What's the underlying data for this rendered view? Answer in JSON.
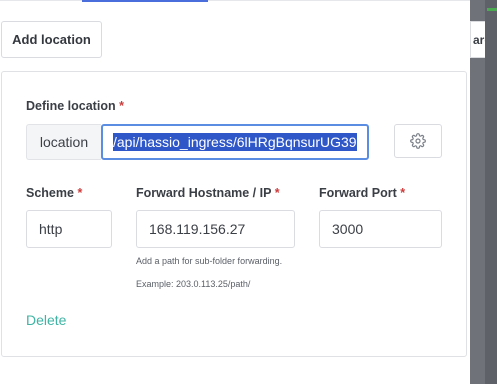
{
  "add_location_button": "Add location",
  "define_location": {
    "label": "Define location",
    "required_mark": "*",
    "prefix": "location",
    "path_value": "/api/hassio_ingress/6lHRgBqnsurUG39"
  },
  "scheme": {
    "label": "Scheme",
    "required_mark": "*",
    "value": "http"
  },
  "forward_host": {
    "label": "Forward Hostname / IP",
    "required_mark": "*",
    "value": "168.119.156.27",
    "hint_line1": "Add a path for sub-folder forwarding.",
    "hint_line2": "Example: 203.0.113.25/path/"
  },
  "forward_port": {
    "label": "Forward Port",
    "required_mark": "*",
    "value": "3000"
  },
  "delete_link": "Delete",
  "background_panel": {
    "partial_text": "ard"
  },
  "colors": {
    "accent": "#2f57c8",
    "link": "#3fb4a4",
    "required": "#cd3b3b"
  },
  "icons": {
    "settings": "gear-icon"
  }
}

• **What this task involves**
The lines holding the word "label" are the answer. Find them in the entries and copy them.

• **Answer section**
    "label": "Define location",
    "label": "Scheme",
    "label": "Forward Hostname / IP",
    "label": "Forward Port",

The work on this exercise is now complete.